DATA LISTING
###

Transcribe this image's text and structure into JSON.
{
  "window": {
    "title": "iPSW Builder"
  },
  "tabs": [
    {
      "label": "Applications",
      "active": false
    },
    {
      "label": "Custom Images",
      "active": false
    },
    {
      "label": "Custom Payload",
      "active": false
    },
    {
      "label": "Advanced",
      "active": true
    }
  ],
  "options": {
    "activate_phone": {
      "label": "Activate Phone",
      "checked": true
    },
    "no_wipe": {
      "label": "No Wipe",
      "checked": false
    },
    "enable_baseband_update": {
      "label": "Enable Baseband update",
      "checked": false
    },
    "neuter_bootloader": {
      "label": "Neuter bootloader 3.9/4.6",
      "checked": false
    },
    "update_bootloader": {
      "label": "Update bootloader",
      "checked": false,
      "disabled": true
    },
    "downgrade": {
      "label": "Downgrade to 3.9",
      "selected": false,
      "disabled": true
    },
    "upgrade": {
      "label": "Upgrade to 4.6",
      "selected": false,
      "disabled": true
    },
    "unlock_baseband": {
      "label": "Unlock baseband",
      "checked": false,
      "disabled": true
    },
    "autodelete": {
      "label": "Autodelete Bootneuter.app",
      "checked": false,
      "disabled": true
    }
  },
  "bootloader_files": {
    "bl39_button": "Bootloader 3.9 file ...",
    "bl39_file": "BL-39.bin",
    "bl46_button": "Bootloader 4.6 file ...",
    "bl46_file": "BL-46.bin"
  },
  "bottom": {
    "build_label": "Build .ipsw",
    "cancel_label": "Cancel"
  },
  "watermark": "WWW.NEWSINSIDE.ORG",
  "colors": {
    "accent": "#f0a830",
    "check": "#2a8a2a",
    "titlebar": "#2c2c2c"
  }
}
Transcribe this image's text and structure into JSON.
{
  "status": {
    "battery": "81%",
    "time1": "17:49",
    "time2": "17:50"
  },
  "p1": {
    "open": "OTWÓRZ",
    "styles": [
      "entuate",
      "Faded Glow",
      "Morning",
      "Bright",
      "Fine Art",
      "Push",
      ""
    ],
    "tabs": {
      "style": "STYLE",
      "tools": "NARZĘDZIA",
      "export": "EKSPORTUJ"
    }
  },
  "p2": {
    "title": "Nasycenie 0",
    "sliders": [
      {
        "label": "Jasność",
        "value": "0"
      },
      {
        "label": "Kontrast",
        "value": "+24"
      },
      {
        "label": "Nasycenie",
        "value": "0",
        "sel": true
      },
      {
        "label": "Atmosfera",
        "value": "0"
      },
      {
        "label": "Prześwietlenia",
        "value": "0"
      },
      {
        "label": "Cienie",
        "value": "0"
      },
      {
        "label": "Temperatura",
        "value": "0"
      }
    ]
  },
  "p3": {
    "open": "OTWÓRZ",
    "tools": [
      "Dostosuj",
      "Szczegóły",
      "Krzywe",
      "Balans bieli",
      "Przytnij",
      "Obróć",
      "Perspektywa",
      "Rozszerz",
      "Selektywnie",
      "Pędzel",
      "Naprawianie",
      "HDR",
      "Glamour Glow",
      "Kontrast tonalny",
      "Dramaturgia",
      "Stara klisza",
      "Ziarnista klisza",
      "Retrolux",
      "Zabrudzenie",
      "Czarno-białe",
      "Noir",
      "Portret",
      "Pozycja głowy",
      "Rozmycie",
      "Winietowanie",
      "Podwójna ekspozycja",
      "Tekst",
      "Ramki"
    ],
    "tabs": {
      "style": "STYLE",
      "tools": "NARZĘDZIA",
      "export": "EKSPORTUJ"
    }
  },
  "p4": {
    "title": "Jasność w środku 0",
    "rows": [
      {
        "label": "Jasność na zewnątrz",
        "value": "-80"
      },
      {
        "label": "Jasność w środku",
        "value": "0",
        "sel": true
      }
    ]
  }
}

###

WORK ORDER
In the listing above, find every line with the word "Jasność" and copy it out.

SOLUTION TO THIS TASK
        "label": "Jasność",
    "title": "Jasność w środku 0",
        "label": "Jasność na zewnątrz",
        "label": "Jasność w środku",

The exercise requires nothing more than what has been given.